======== SUPPLIED DATA

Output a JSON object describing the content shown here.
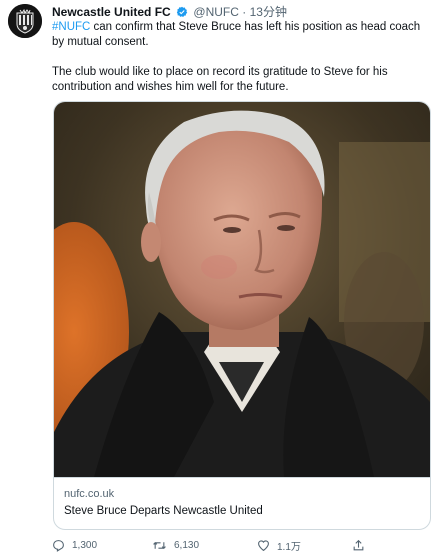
{
  "author": {
    "name": "Newcastle United FC",
    "handle": "@NUFC",
    "separator": "·",
    "time": "13分钟"
  },
  "tweet": {
    "hashtag": "#NUFC",
    "line1_rest": " can confirm that Steve Bruce has left his position as head coach by mutual consent.",
    "paragraph2": "The club would like to place on record its gratitude to Steve for his contribution and wishes him well for the future."
  },
  "card": {
    "domain": "nufc.co.uk",
    "title": "Steve Bruce Departs Newcastle United"
  },
  "actions": {
    "replies": "1,300",
    "retweets": "6,130",
    "likes": "1.1万"
  },
  "colors": {
    "link": "#1d9bf0",
    "secondary_text": "#536471",
    "border": "#cfd9de",
    "verified": "#1d9bf0"
  },
  "icons": [
    "newcastle-crest-icon",
    "verified-badge-icon",
    "reply-icon",
    "retweet-icon",
    "like-icon",
    "share-icon"
  ]
}
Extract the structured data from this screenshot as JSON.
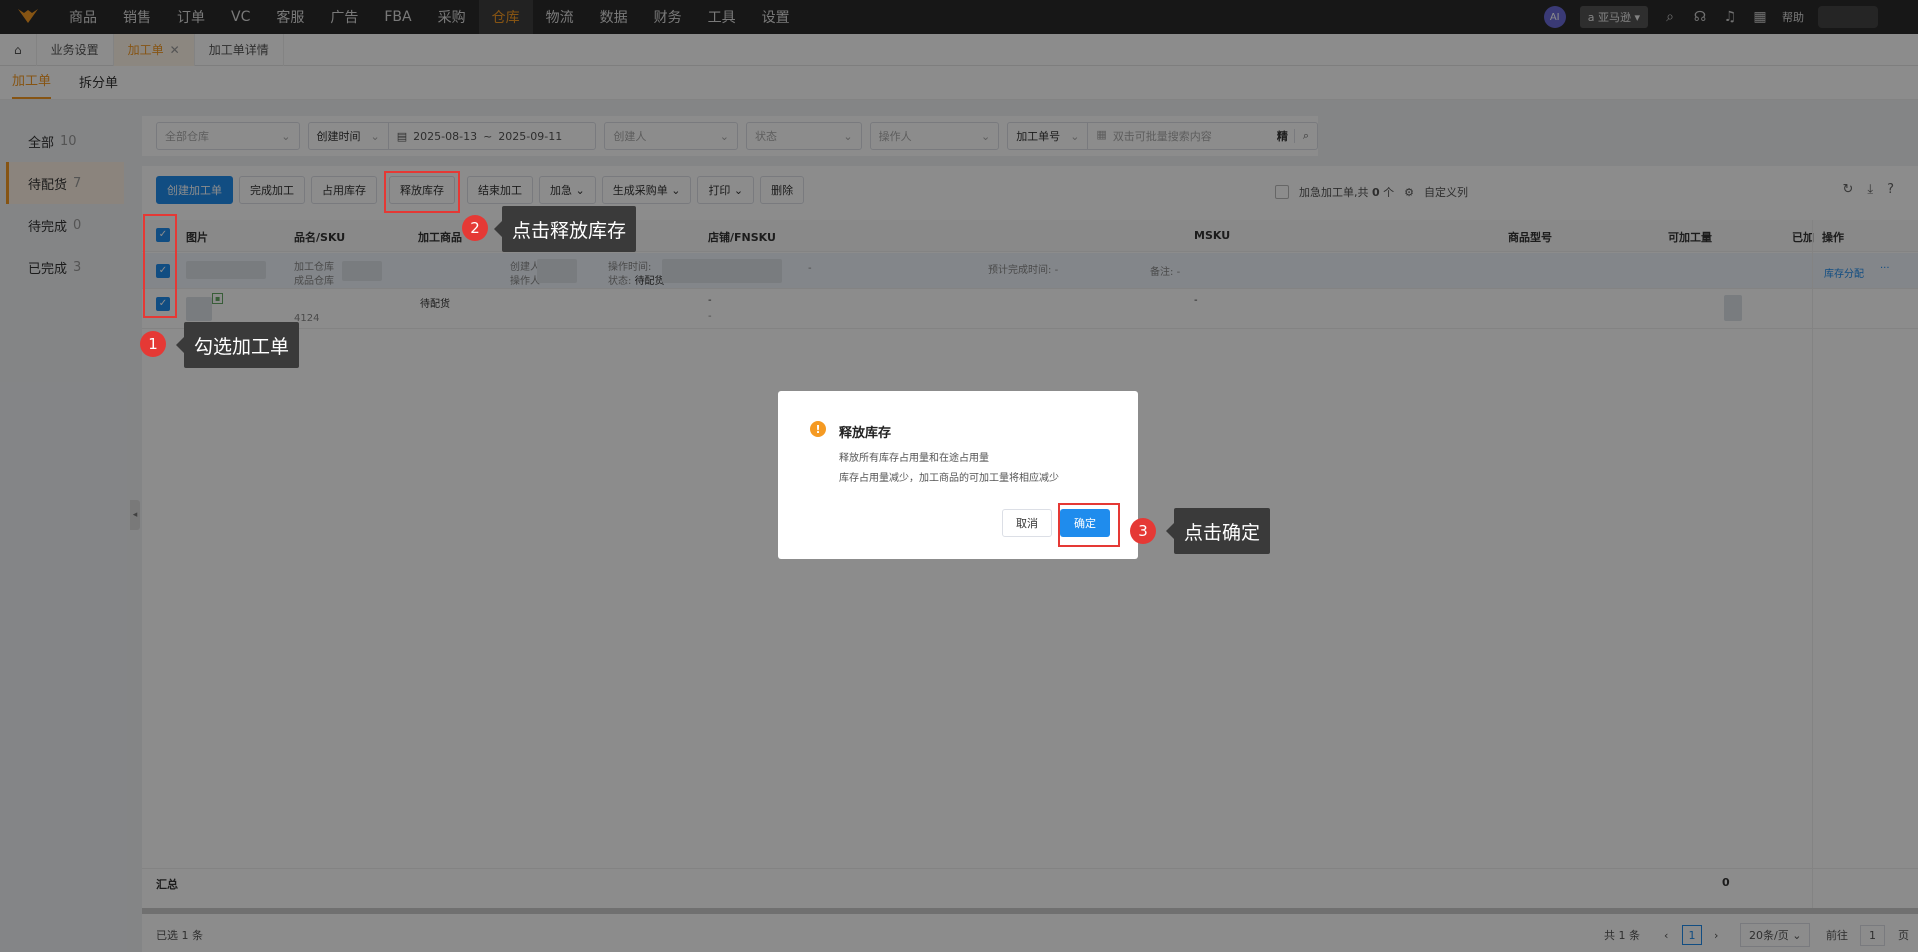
{
  "nav": {
    "items": [
      "商品",
      "销售",
      "订单",
      "VC",
      "客服",
      "广告",
      "FBA",
      "采购",
      "仓库",
      "物流",
      "数据",
      "财务",
      "工具",
      "设置"
    ],
    "active_index": 8,
    "ai_label": "AI",
    "marketplace": "亚马逊",
    "help": "帮助"
  },
  "tabs": {
    "business_settings": "业务设置",
    "processing_order": "加工单",
    "processing_detail": "加工单详情"
  },
  "subtabs": [
    "加工单",
    "拆分单"
  ],
  "sidebar": [
    {
      "label": "全部",
      "count": "10"
    },
    {
      "label": "待配货",
      "count": "7"
    },
    {
      "label": "待完成",
      "count": "0"
    },
    {
      "label": "已完成",
      "count": "3"
    }
  ],
  "filters": {
    "warehouse_placeholder": "全部仓库",
    "time_type": "创建时间",
    "date_start": "2025-08-13",
    "date_sep": "~",
    "date_end": "2025-09-11",
    "creator_placeholder": "创建人",
    "status_placeholder": "状态",
    "operator_placeholder": "操作人",
    "search_type": "加工单号",
    "search_placeholder": "双击可批量搜索内容",
    "precise": "精"
  },
  "buttons": [
    "创建加工单",
    "完成加工",
    "占用库存",
    "释放库存",
    "结束加工",
    "加急",
    "生成采购单",
    "打印",
    "删除"
  ],
  "toolbar_right": {
    "urgent_prefix": "加急加工单,共",
    "urgent_count": "0",
    "urgent_suffix": "个",
    "custom_columns": "自定义列"
  },
  "table": {
    "headers": [
      "图片",
      "品名/SKU",
      "加工商品",
      "店铺/FNSKU",
      "MSKU",
      "商品型号",
      "可加工量",
      "已加",
      "操作"
    ],
    "row1": {
      "warehouse": "加工仓库",
      "product_warehouse": "成品仓库",
      "creator": "创建人",
      "operator": "操作人",
      "op_time": "操作时间:",
      "status_label": "状态:",
      "status": "待配货",
      "dash": "-",
      "expected": "预计完成时间:",
      "expected_val": "-",
      "remark": "备注:",
      "remark_val": "-",
      "action": "库存分配",
      "more": "···"
    },
    "row2": {
      "sku": "4124",
      "status": "待配货",
      "shop": "-",
      "fnsku": "-",
      "msku": "-"
    },
    "summary_label": "汇总",
    "summary_value": "0"
  },
  "pager": {
    "selected_prefix": "已选",
    "selected_count": "1",
    "selected_suffix": "条",
    "total_prefix": "共",
    "total_count": "1",
    "total_suffix": "条",
    "page": "1",
    "page_size": "20条/页",
    "goto": "前往",
    "goto_page": "1",
    "page_unit": "页"
  },
  "dialog": {
    "title": "释放库存",
    "line1": "释放所有库存占用量和在途占用量",
    "line2": "库存占用量减少，加工商品的可加工量将相应减少",
    "cancel": "取消",
    "confirm": "确定"
  },
  "annotations": [
    {
      "num": "1",
      "text": "勾选加工单"
    },
    {
      "num": "2",
      "text": "点击释放库存"
    },
    {
      "num": "3",
      "text": "点击确定"
    }
  ]
}
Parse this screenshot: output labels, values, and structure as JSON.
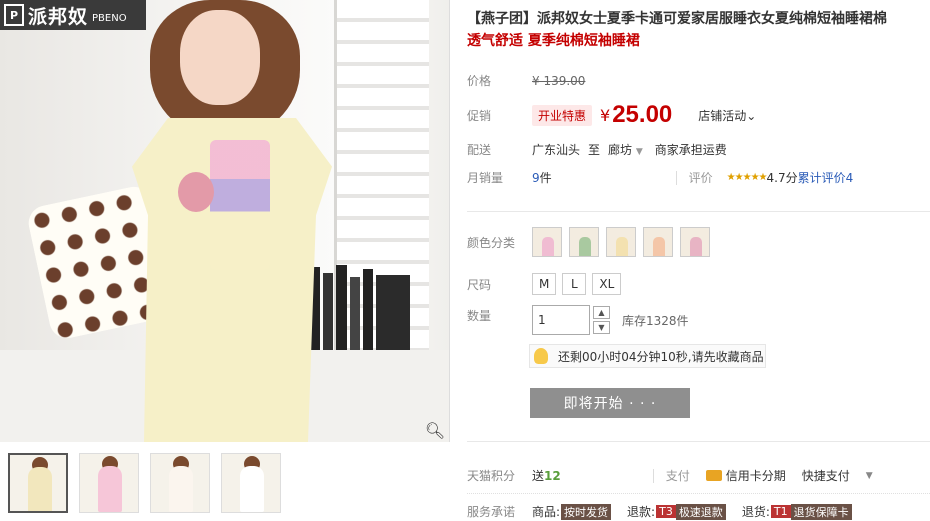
{
  "brand": {
    "logo_cn": "派邦奴",
    "logo_en": "PBENO",
    "mark": "P"
  },
  "product": {
    "title": "【燕子团】派邦奴女士夏季卡通可爱家居服睡衣女夏纯棉短袖睡裙棉",
    "subtitle": "透气舒适 夏季纯棉短袖睡裙"
  },
  "price": {
    "label": "价格",
    "original": "¥ 139.00"
  },
  "promo": {
    "label": "促销",
    "badge": "开业特惠",
    "currency": "¥",
    "value": "25.00",
    "shop_activity": "店铺活动"
  },
  "delivery": {
    "label": "配送",
    "from": "广东汕头",
    "to_word": "至",
    "to": "廊坊",
    "shipping": "商家承担运费"
  },
  "sales": {
    "label": "月销量",
    "count": "9",
    "unit": "件",
    "rating_label": "评价",
    "rating_score": "4.7分",
    "reviews_text": "累计评价4"
  },
  "options": {
    "color_label": "颜色分类",
    "colors": [
      "#f0bcd2",
      "#a9c9a0",
      "#f3e1b0",
      "#f4c6a8",
      "#e8b4c4"
    ],
    "size_label": "尺码",
    "sizes": [
      "M",
      "L",
      "XL"
    ],
    "qty_label": "数量",
    "qty_value": "1",
    "stock": "库存1328件"
  },
  "notice": {
    "text": "还剩00小时04分钟10秒,请先收藏商品"
  },
  "buy": {
    "label": "即将开始 · · ·"
  },
  "points": {
    "label": "天猫积分",
    "send": "送",
    "value": "12",
    "pay_label": "支付",
    "pay_card": "信用卡分期",
    "quick_pay": "快捷支付"
  },
  "service": {
    "label": "服务承诺",
    "goods": "商品:",
    "goods_tag": "按时发货",
    "refund": "退款:",
    "refund_tag_prefix": "T3",
    "refund_tag": "极速退款",
    "return": "退货:",
    "return_tag_prefix": "T1",
    "return_tag": "退货保障卡"
  },
  "thumb_colors": [
    "#f2e7bd",
    "#f6c6d8",
    "#fbf5ee",
    "#ffffff"
  ]
}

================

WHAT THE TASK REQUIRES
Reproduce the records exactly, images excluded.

ANSWER TO THIS PROBLEM
Output a JSON object describing the content shown here.
{
  "author": {
    "name": "Newcastle United FC",
    "handle": "@NUFC",
    "separator": "·",
    "time": "13分钟"
  },
  "tweet": {
    "hashtag": "#NUFC",
    "line1_rest": " can confirm that Steve Bruce has left his position as head coach by mutual consent.",
    "paragraph2": "The club would like to place on record its gratitude to Steve for his contribution and wishes him well for the future."
  },
  "card": {
    "domain": "nufc.co.uk",
    "title": "Steve Bruce Departs Newcastle United"
  },
  "actions": {
    "replies": "1,300",
    "retweets": "6,130",
    "likes": "1.1万"
  },
  "colors": {
    "link": "#1d9bf0",
    "secondary_text": "#536471",
    "border": "#cfd9de",
    "verified": "#1d9bf0"
  },
  "icons": [
    "newcastle-crest-icon",
    "verified-badge-icon",
    "reply-icon",
    "retweet-icon",
    "like-icon",
    "share-icon"
  ]
}
Extract the structured data from this screenshot as JSON.
{
  "nav": {
    "items": [
      "商品",
      "销售",
      "订单",
      "VC",
      "客服",
      "广告",
      "FBA",
      "采购",
      "仓库",
      "物流",
      "数据",
      "财务",
      "工具",
      "设置"
    ],
    "active_index": 8,
    "ai_label": "AI",
    "marketplace": "亚马逊",
    "help": "帮助"
  },
  "tabs": {
    "business_settings": "业务设置",
    "processing_order": "加工单",
    "processing_detail": "加工单详情"
  },
  "subtabs": [
    "加工单",
    "拆分单"
  ],
  "sidebar": [
    {
      "label": "全部",
      "count": "10"
    },
    {
      "label": "待配货",
      "count": "7"
    },
    {
      "label": "待完成",
      "count": "0"
    },
    {
      "label": "已完成",
      "count": "3"
    }
  ],
  "filters": {
    "warehouse_placeholder": "全部仓库",
    "time_type": "创建时间",
    "date_start": "2025-08-13",
    "date_sep": "~",
    "date_end": "2025-09-11",
    "creator_placeholder": "创建人",
    "status_placeholder": "状态",
    "operator_placeholder": "操作人",
    "search_type": "加工单号",
    "search_placeholder": "双击可批量搜索内容",
    "precise": "精"
  },
  "buttons": [
    "创建加工单",
    "完成加工",
    "占用库存",
    "释放库存",
    "结束加工",
    "加急",
    "生成采购单",
    "打印",
    "删除"
  ],
  "toolbar_right": {
    "urgent_prefix": "加急加工单,共",
    "urgent_count": "0",
    "urgent_suffix": "个",
    "custom_columns": "自定义列"
  },
  "table": {
    "headers": [
      "图片",
      "品名/SKU",
      "加工商品",
      "店铺/FNSKU",
      "MSKU",
      "商品型号",
      "可加工量",
      "已加",
      "操作"
    ],
    "row1": {
      "warehouse": "加工仓库",
      "product_warehouse": "成品仓库",
      "creator": "创建人",
      "operator": "操作人",
      "op_time": "操作时间:",
      "status_label": "状态:",
      "status": "待配货",
      "dash": "-",
      "expected": "预计完成时间:",
      "expected_val": "-",
      "remark": "备注:",
      "remark_val": "-",
      "action": "库存分配",
      "more": "···"
    },
    "row2": {
      "sku": "4124",
      "status": "待配货",
      "shop": "-",
      "fnsku": "-",
      "msku": "-"
    },
    "summary_label": "汇总",
    "summary_value": "0"
  },
  "pager": {
    "selected_prefix": "已选",
    "selected_count": "1",
    "selected_suffix": "条",
    "total_prefix": "共",
    "total_count": "1",
    "total_suffix": "条",
    "page": "1",
    "page_size": "20条/页",
    "goto": "前往",
    "goto_page": "1",
    "page_unit": "页"
  },
  "dialog": {
    "title": "释放库存",
    "line1": "释放所有库存占用量和在途占用量",
    "line2": "库存占用量减少，加工商品的可加工量将相应减少",
    "cancel": "取消",
    "confirm": "确定"
  },
  "annotations": [
    {
      "num": "1",
      "text": "勾选加工单"
    },
    {
      "num": "2",
      "text": "点击释放库存"
    },
    {
      "num": "3",
      "text": "点击确定"
    }
  ]
}
Parse this screenshot: output labels, values, and structure as JSON.
{
  "brand": {
    "logo_cn": "派邦奴",
    "logo_en": "PBENO",
    "mark": "P"
  },
  "product": {
    "title": "【燕子团】派邦奴女士夏季卡通可爱家居服睡衣女夏纯棉短袖睡裙棉",
    "subtitle": "透气舒适 夏季纯棉短袖睡裙"
  },
  "price": {
    "label": "价格",
    "original": "¥ 139.00"
  },
  "promo": {
    "label": "促销",
    "badge": "开业特惠",
    "currency": "¥",
    "value": "25.00",
    "shop_activity": "店铺活动"
  },
  "delivery": {
    "label": "配送",
    "from": "广东汕头",
    "to_word": "至",
    "to": "廊坊",
    "shipping": "商家承担运费"
  },
  "sales": {
    "label": "月销量",
    "count": "9",
    "unit": "件",
    "rating_label": "评价",
    "rating_score": "4.7分",
    "reviews_text": "累计评价4"
  },
  "options": {
    "color_label": "颜色分类",
    "colors": [
      "#f0bcd2",
      "#a9c9a0",
      "#f3e1b0",
      "#f4c6a8",
      "#e8b4c4"
    ],
    "size_label": "尺码",
    "sizes": [
      "M",
      "L",
      "XL"
    ],
    "qty_label": "数量",
    "qty_value": "1",
    "stock": "库存1328件"
  },
  "notice": {
    "text": "还剩00小时04分钟10秒,请先收藏商品"
  },
  "buy": {
    "label": "即将开始 · · ·"
  },
  "points": {
    "label": "天猫积分",
    "send": "送",
    "value": "12",
    "pay_label": "支付",
    "pay_card": "信用卡分期",
    "quick_pay": "快捷支付"
  },
  "service": {
    "label": "服务承诺",
    "goods": "商品:",
    "goods_tag": "按时发货",
    "refund": "退款:",
    "refund_tag_prefix": "T3",
    "refund_tag": "极速退款",
    "return": "退货:",
    "return_tag_prefix": "T1",
    "return_tag": "退货保障卡"
  },
  "thumb_colors": [
    "#f2e7bd",
    "#f6c6d8",
    "#fbf5ee",
    "#ffffff"
  ]
}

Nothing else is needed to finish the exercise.